The court ruled that the clause of the agreement clearly establishes the exclusive jurisdiction of the Bombay courts and that the Mumbai courts have exclusive jurisdiction to hear the case. It was found that the contract had been performed in Mumbai and that the exclusive jurisdiction clause had been signed by the parties, that the delhi civil courts had no control over the case and that they were subject exclusively to the control of the mumbai civil courts. By including such a clause in the contract, the parties clearly and unambiguously express their intention that only one particular court should have sole jurisdiction. If, through a contract, the parties have established some jurisdiction in a given place and those courts have jurisdiction to initiate the proceedings, it can be assumed that the parties really intended to exclude the other courts. Therefore, such a clause is not contrary to section 28 of the Indian Contracts Act and is not prohibited by law or public order. The maxim “expressio unius est exclusio alterius” – the expression of one is the exclusion of another – must be applied in relation to “exclusive jurisdiction” clauses. In this case, a purchase agreement was signed by the parties and clause 12.7 of the contract clearly stated that “it is agreed between the parties that the civil courts of BOMBAY shall have exclusive jurisdiction over any matter, claim or dispute arising out of or in any way connected with this Agreement”. It should be noted that the exclusive jurisdiction clause must be clear and unambiguous and must be known to the contracting parties. The mere printing of the clause in the consignment note is not binding on the parties. `(i) any agreement which restricts a party by the exercise of its rights under or in respect of a contract, by the usual legal proceedings before the ordinary courts, or which limits the period within which it may assert its rights; Or the applicant claims that a certain amount of payment is made in Bhubaneswar, the courts of Bhubaneswar are competent to hear the case. In the above case, the parties conclude a purchase contract concluded in Madras.

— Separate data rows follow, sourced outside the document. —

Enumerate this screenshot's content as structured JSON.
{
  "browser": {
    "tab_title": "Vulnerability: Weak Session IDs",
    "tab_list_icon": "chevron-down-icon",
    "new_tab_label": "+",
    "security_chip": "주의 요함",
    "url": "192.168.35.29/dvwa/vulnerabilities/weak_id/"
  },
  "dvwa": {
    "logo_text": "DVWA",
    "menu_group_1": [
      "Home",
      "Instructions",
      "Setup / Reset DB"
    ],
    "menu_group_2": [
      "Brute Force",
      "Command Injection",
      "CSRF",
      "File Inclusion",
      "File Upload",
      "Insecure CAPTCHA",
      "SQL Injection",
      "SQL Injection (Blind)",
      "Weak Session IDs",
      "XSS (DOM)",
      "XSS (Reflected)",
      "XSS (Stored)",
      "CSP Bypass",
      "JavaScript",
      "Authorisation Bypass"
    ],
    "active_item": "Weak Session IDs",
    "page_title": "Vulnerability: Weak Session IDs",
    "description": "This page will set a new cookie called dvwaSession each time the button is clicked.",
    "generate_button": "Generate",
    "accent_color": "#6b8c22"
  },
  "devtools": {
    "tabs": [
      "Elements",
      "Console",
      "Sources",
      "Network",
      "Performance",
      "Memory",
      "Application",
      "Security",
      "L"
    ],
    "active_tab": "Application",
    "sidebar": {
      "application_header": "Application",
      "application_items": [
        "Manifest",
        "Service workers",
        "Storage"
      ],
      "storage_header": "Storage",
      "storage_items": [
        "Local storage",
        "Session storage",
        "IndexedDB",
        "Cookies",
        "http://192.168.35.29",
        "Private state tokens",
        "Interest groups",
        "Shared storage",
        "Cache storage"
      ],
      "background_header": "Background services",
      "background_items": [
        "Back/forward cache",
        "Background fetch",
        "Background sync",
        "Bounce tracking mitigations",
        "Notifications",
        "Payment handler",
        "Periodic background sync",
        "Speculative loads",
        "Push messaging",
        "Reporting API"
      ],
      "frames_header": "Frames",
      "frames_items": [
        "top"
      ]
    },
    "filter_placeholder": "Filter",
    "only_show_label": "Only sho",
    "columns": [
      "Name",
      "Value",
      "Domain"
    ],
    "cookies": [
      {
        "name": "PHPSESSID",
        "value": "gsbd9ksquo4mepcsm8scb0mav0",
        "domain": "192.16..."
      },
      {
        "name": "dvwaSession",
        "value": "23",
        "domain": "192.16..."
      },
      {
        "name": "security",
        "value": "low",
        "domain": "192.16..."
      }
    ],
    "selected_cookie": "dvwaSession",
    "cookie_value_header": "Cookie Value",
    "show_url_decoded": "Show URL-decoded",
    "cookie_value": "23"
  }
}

A clause in the agreement stipulated that in the event of a dispute on this matter, it had to be submitted to the Bombay arbitration. The parties clarified that the place of arbitration is Bombay. In der Rechtssache A.B.C. Laminart Pvt. Ltd. & Anr vs A.P. Agencies, Salem [1989 SCR (2) 1], the contract between the parties provided that the courts of Kaira had jurisdiction to hear disputes arising from the contract. The plaintiff filed an action for recovery of money in the Court of Salem. The Madras Supreme Court upheld the concurrent jurisdiction of the Salem Court, as the contract was partially performed in Salem. The Supreme Court Chamber held in the Special Leave to Appeal case that, with respect to the interpretation of the termination clause, where words such as “alone”, “only”, “exclusively” and similar were used, there should be no difficulty in interpreting the dismissal, unless it is established that there is no consensus ad idem. However, an implied exclusion from other jurisdictions in the absence of such clauses should be inferred from the facts and circumstances of the case and would not be automatic. The Court further held that courts other than Kaira relating to the contract were not excluded by the use of specific terms and that the general terms and conditions of the contract did not provide for the exclusion of other courts.

Although it concluded that the clause was valid and enforceable, the court broke through the clause and concluded that the Salem court had jurisdiction. .